However, considering the last few years trends, you should expect 4-5 questions like these in the future preliminary exams as well.
Questions like these will only encourage coaching institutes and mushrooming online coaching websites to dump a lot of unwanted information into the brains of young aspirants. Coaching institutes will get benefited if UPSC continues with this pattern, as they will create an impression that IAS/IPS exam is a mammoth task which requires a huge database of study materials. They will literally sell everything under the Sun, which nobody can finish even in 5 or 10 years – a clear sign of lack of focus.
So, how to tackle factual questions like the ones on GST rates of X, Y, and Z or banana of Andaman?
To be frank, the best strategy is not to take any extra pain to prepare such kind of factual questions!
Millions of such questions are possible if you prepare in that direction.

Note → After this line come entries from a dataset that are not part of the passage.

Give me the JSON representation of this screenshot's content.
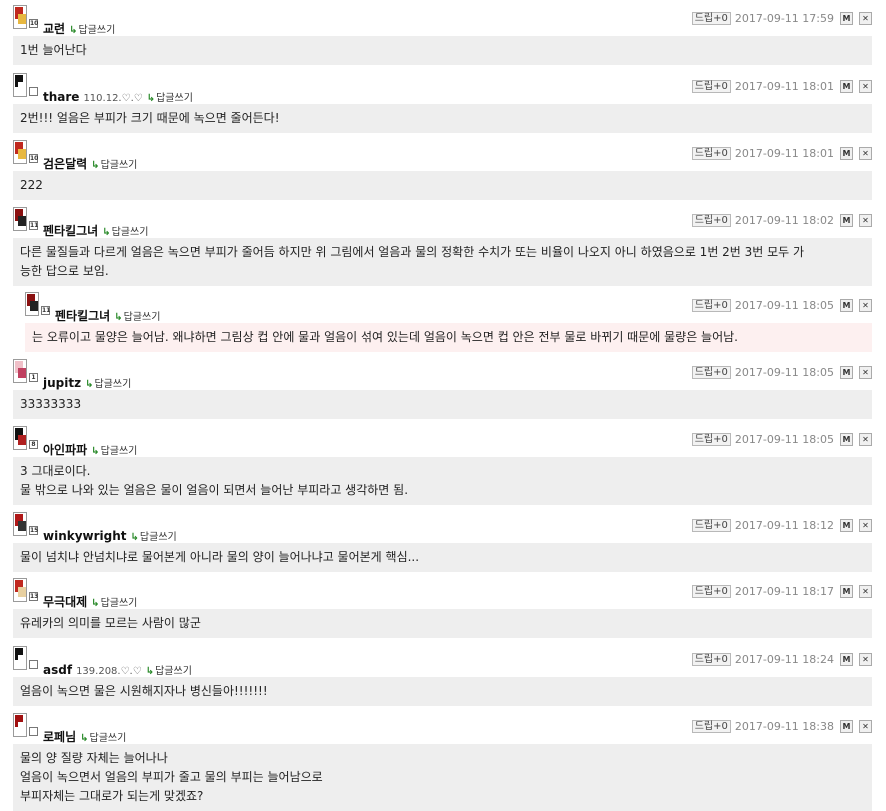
{
  "colors": {
    "body_bg": "#eeeeee",
    "reply_body_bg": "#fdf0f0",
    "reply_arrow": "#2a8a2a"
  },
  "reply_label": "답글쓰기",
  "drip_label": "드립+0",
  "icons": {
    "reply_arrow": "reply-arrow-icon",
    "memo": "memo-icon",
    "delete": "delete-icon",
    "memo_glyph": "M",
    "delete_glyph": "✕"
  },
  "comments": [
    {
      "nick": "교련",
      "ip": "",
      "level": "10",
      "date": "2017-09-11 17:59",
      "text": "1번 늘어난다"
    },
    {
      "nick": "thare",
      "ip": "110.12.♡.♡",
      "level": "",
      "date": "2017-09-11 18:01",
      "text": "2번!!! 얼음은 부피가 크기 때문에 녹으면 줄어든다!"
    },
    {
      "nick": "검은달력",
      "ip": "",
      "level": "10",
      "date": "2017-09-11 18:01",
      "text": "222"
    },
    {
      "nick": "펜타킬그녀",
      "ip": "",
      "level": "11",
      "date": "2017-09-11 18:02",
      "text": "다른 물질들과 다르게 얼음은 녹으면 부피가 줄어듬 하지만 위 그림에서 얼음과 물의 정확한 수치가 또는 비율이 나오지 아니 하였음으로 1번 2번 3번 모두 가\n능한 답으로 보임."
    },
    {
      "nick": "펜타킬그녀",
      "ip": "",
      "level": "11",
      "date": "2017-09-11 18:05",
      "text": "는 오류이고 물양은 늘어남. 왜냐하면 그림상 컵 안에 물과 얼음이 섞여 있는데 얼음이 녹으면 컵 안은 전부 물로 바뀌기 때문에 물량은 늘어남."
    },
    {
      "nick": "jupitz",
      "ip": "",
      "level": "1",
      "date": "2017-09-11 18:05",
      "text": "33333333"
    },
    {
      "nick": "아인파파",
      "ip": "",
      "level": "8",
      "date": "2017-09-11 18:05",
      "text": "3 그대로이다.\n물 밖으로 나와 있는 얼음은 물이 얼음이 되면서 늘어난 부피라고 생각하면 됨."
    },
    {
      "nick": "winkywright",
      "ip": "",
      "level": "15",
      "date": "2017-09-11 18:12",
      "text": "물이 넘치냐 안넘치냐로 물어본게 아니라 물의 양이 늘어나냐고 물어본게 핵심..."
    },
    {
      "nick": "무극대제",
      "ip": "",
      "level": "13",
      "date": "2017-09-11 18:17",
      "text": "유레카의 의미를 모르는 사람이 많군"
    },
    {
      "nick": "asdf",
      "ip": "139.208.♡.♡",
      "level": "",
      "date": "2017-09-11 18:24",
      "text": "얼음이 녹으면 물은 시원해지자나 병신들아!!!!!!!"
    },
    {
      "nick": "로페님",
      "ip": "",
      "level": "",
      "date": "2017-09-11 18:38",
      "text": "물의 양 질량 자체는 늘어나나\n얼음이 녹으면서 얼음의 부피가 줄고 물의 부피는 늘어남으로\n부피자체는 그대로가 되는게 맞겠죠?"
    }
  ]
}
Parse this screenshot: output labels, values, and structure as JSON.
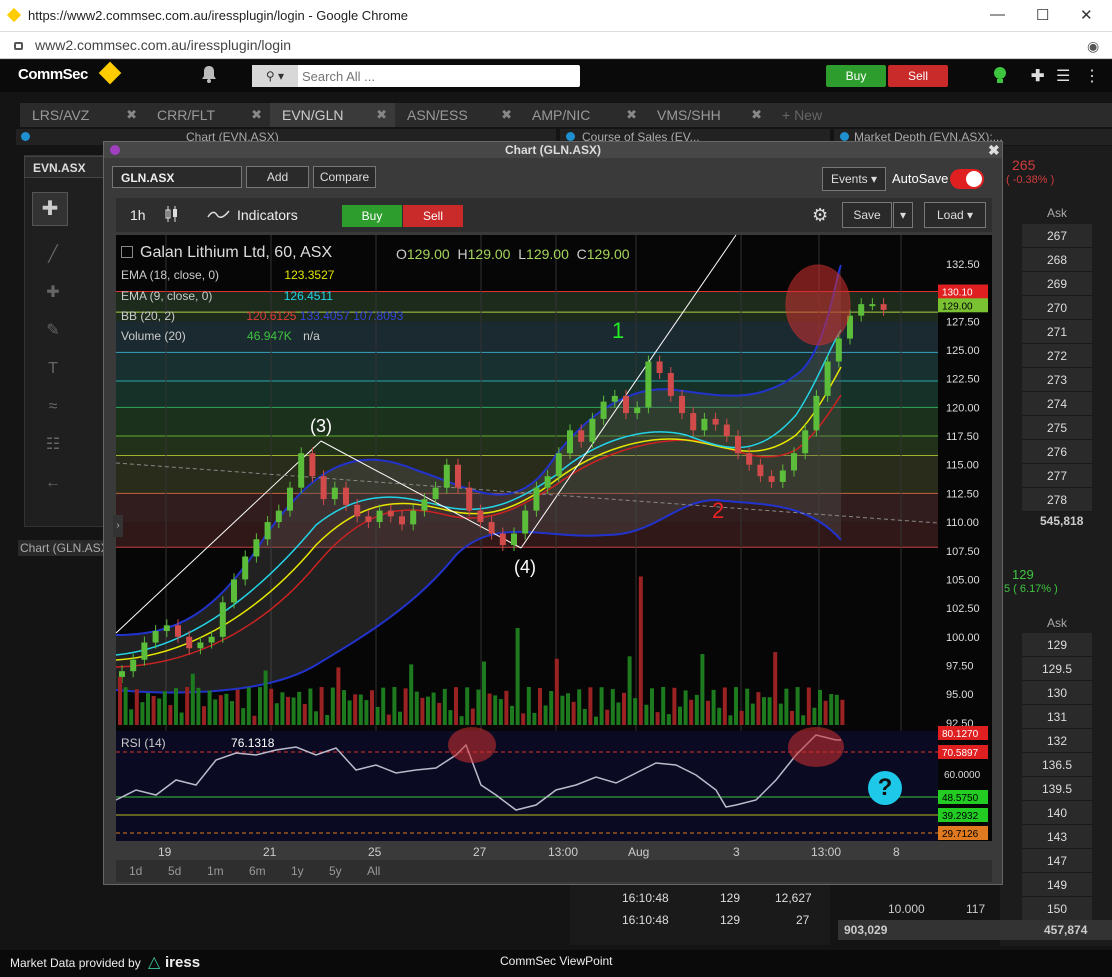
{
  "browser": {
    "title": "https://www2.commsec.com.au/iressplugin/login - Google Chrome",
    "url": "www2.commsec.com.au/iressplugin/login"
  },
  "app": {
    "logo": "CommSec",
    "search_placeholder": "Search All ...",
    "buy_label": "Buy",
    "sell_label": "Sell"
  },
  "tabs": [
    {
      "label": "LRS/AVZ"
    },
    {
      "label": "CRR/FLT"
    },
    {
      "label": "EVN/GLN"
    },
    {
      "label": "ASN/ESS"
    },
    {
      "label": "AMP/NIC"
    },
    {
      "label": "VMS/SHH"
    }
  ],
  "new_tab_label": "+ New",
  "panels": {
    "left_header": "Chart (EVN.ASX)",
    "left_symbol": "EVN.ASX",
    "left_bottom": "Chart (GLN.ASX)",
    "cos_header": "Course of Sales (EV...",
    "depth_header": "Market Depth (EVN.ASX):..."
  },
  "chart": {
    "window_title": "Chart (GLN.ASX)",
    "symbol": "GLN.ASX",
    "add_label": "Add",
    "compare_label": "Compare",
    "events_label": "Events",
    "autosave_label": "AutoSave",
    "interval": "1h",
    "indicators_label": "Indicators",
    "buy_label": "Buy",
    "sell_label": "Sell",
    "save_label": "Save",
    "load_label": "Load",
    "instrument": "Galan Lithium Ltd, 60, ASX",
    "o_label": "O",
    "o_value": "129.00",
    "h_label": "H",
    "h_value": "129.00",
    "l_label": "L",
    "l_value": "129.00",
    "c_label": "C",
    "c_value": "129.00",
    "ema18_label": "EMA (18, close, 0)",
    "ema18_value": "123.3527",
    "ema9_label": "EMA (9, close, 0)",
    "ema9_value": "126.4511",
    "bb_label": "BB (20, 2)",
    "bb_value1": "120.6125",
    "bb_value2": "133.4057",
    "bb_value3": "107.8093",
    "vol_label": "Volume (20)",
    "vol_value": "46.947K",
    "vol_na": "n/a",
    "rsi_label": "RSI (14)",
    "rsi_value": "76.1318",
    "annotations": {
      "a1": "1",
      "a2": "2",
      "a3": "(3)",
      "a4": "(4)"
    },
    "periods": [
      "1d",
      "5d",
      "1m",
      "6m",
      "1y",
      "5y",
      "All"
    ],
    "x_ticks": [
      "19",
      "21",
      "25",
      "27",
      "13:00",
      "Aug",
      "3",
      "13:00",
      "8"
    ],
    "y_ticks": [
      "132.50",
      "127.50",
      "125.00",
      "122.50",
      "120.00",
      "117.50",
      "115.00",
      "112.50",
      "110.00",
      "107.50",
      "105.00",
      "102.50",
      "100.00",
      "97.50",
      "95.00",
      "92.50"
    ],
    "price_tags": {
      "high": "130.10",
      "last": "129.00"
    },
    "rsi_ticks": {
      "t80": "80.1270",
      "t70": "70.5897",
      "t60": "60.0000",
      "t48": "48.5750",
      "t39": "39.2932",
      "t29": "29.7126"
    },
    "colors": {
      "ema18": "#e6e600",
      "ema9": "#22d3e6",
      "bb": "#2233cc",
      "bbmid": "#cc2222",
      "up": "#5bbd3a",
      "down": "#d24b4b"
    }
  },
  "market_depth": {
    "top_price": "265",
    "top_change": "( -0.38% )",
    "ask_header": "Ask",
    "asks": [
      "267",
      "268",
      "269",
      "270",
      "271",
      "272",
      "273",
      "274",
      "275",
      "276",
      "277",
      "278"
    ],
    "total": "545,818",
    "second_price": "129",
    "second_change": "5 ( 6.17% )",
    "ask_header2": "Ask",
    "asks2": [
      "129",
      "129.5",
      "130",
      "131",
      "132",
      "136.5",
      "139.5",
      "140",
      "143",
      "147",
      "149",
      "150"
    ],
    "total2": "457,874",
    "bottom_left_total": "903,029",
    "bottom_row_price": "10.000",
    "bottom_row_vol": "117"
  },
  "course_of_sales": [
    {
      "time": "16:10:48",
      "price": "129",
      "vol": "12,627"
    },
    {
      "time": "16:10:48",
      "price": "129",
      "vol": "27"
    }
  ],
  "footer": {
    "provider": "Market Data provided by",
    "brand": "iress",
    "viewpoint": "CommSec ViewPoint"
  }
}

But that will not be a good return on investment, as the number of in-depth factual questions in UPSC prelims is not proportional to the volume of materials you need to study.
4. Don’t take UPSC Civil Service Prelims Lightly
Didn’t you notice many candidates who scored 130+ marks in previous UPSC Preliminary exams are now down to 90s and 80s this year? This has shattered their confidence as well. Apart from the question difficulty, another prominent reason why the marks came for many high-scorers is that they took UPSC CSE Prelims too lightly.
Many times, veteran candidates think that they have clearly understood the UPSC patterns and go with some pre-conceived notions in mind. But in reality, the UPSC exams are highly unpredictable.
Yes, the prelims was tough this time. But if you had under-estimated the competition or UPSC patterns, exams like that of 2018 can make you work harder in the next year.
5. Don’t expect a similar pattern in the coming years 🙂
This line is for beginners – don’t be scared or disappointed after UPSC Prelims 2018.
UPSC Prelims is not like this always.
The priority areas of question papers vary every year. So is the share of factual questions, conceptual questions, and analytical questions.
Also, sometimes questions will be from the core areas, sometimes it will be from the periphery.
In some years questions may span over a wide range of topics. In some years, the range of questions might be narrow, but questions might be deep (as in 2018).
Never go for UPSC exams with any prejudice.
- For keen observers, every UPSC exam offers a lot of scope for learning.
- Exams may be easy or tough, but in a competitive exam, your aim should be to get the extra-edge and clear the cut-off score comfortably.
- Give deserving weigtage to all subjects mentioned in the UPSC syllabus.
- Make sure you get the right guidance. Avoid coaching institutes or websites which overload you with a lot of information. Remember that you don’t need to know everything to clear prelims, mains, or even interview. Be focused. Go deep only on areas where it matters.
- Finally, join a quality test series like the ClearIAS Prelims Test Series. It will help you (a) to be thorough with the fundamentals (b) cover advanced topics quickly (c) learn the important current affairs topics of last 3-4 years faster (d) stick to a timetable and be focused (e) equip you to face the challenges of diverse UPSC question patterns. All the best!